### THE PROBLEM
Find the string "size" in the records. Copy every line it appears in.

Data records:
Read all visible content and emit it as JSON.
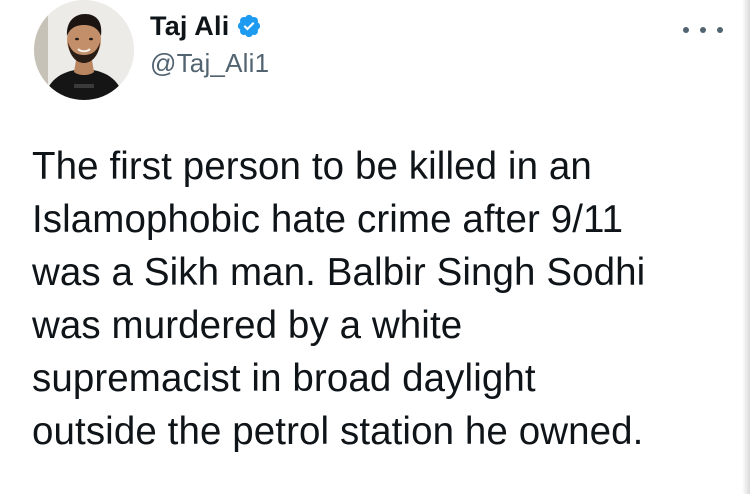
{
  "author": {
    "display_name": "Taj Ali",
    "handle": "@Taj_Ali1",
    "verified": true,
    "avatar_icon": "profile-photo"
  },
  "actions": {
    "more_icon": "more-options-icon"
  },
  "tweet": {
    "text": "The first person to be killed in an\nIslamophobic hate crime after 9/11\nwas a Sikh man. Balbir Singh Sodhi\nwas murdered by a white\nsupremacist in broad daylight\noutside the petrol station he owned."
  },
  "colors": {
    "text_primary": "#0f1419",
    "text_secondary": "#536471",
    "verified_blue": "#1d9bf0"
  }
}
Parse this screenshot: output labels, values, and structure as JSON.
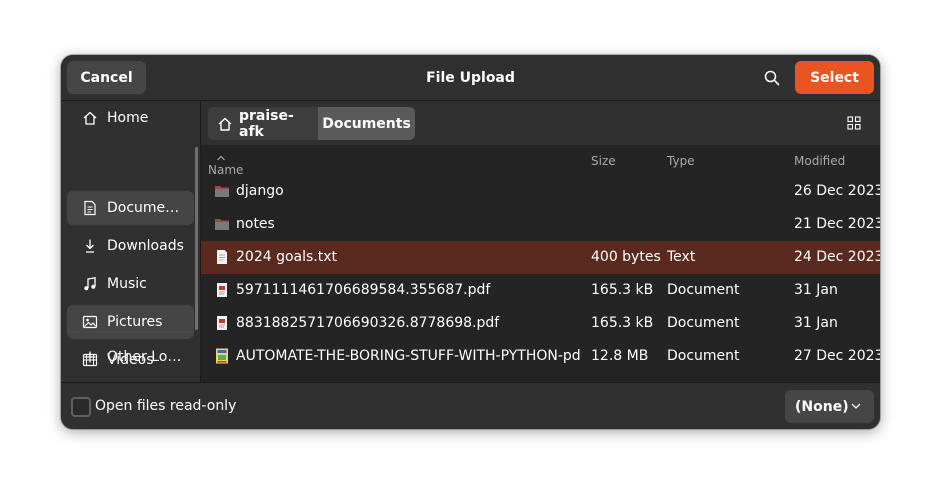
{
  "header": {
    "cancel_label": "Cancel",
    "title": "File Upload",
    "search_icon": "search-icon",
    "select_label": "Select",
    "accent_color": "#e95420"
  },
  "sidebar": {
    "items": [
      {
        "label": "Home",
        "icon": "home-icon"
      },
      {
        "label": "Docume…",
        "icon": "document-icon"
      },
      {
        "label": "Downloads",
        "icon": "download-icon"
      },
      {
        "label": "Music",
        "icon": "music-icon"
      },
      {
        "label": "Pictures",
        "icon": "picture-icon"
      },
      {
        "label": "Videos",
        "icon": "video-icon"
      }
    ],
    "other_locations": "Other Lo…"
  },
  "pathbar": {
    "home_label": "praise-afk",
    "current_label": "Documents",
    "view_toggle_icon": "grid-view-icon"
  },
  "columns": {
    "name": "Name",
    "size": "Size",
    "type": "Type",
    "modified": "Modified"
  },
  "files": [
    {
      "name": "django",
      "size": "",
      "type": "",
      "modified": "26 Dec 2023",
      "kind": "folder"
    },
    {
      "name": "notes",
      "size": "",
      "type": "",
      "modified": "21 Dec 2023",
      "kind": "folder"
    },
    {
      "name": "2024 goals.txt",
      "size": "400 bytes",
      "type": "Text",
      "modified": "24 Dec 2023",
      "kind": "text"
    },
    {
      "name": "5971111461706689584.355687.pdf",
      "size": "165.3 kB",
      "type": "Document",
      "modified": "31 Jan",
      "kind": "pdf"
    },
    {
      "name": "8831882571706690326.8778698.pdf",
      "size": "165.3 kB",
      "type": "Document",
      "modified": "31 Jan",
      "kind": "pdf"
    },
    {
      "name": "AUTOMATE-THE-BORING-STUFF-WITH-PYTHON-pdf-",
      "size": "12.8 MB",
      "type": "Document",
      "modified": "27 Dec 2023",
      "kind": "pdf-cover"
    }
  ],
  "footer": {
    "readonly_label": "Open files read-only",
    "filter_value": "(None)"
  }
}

### SOLUTION TO THIS PROBLEM
    "size": "Size",
      "size": "",
      "size": "",
      "size": "400 bytes",
      "size": "165.3 kB",
      "size": "165.3 kB",
      "size": "12.8 MB",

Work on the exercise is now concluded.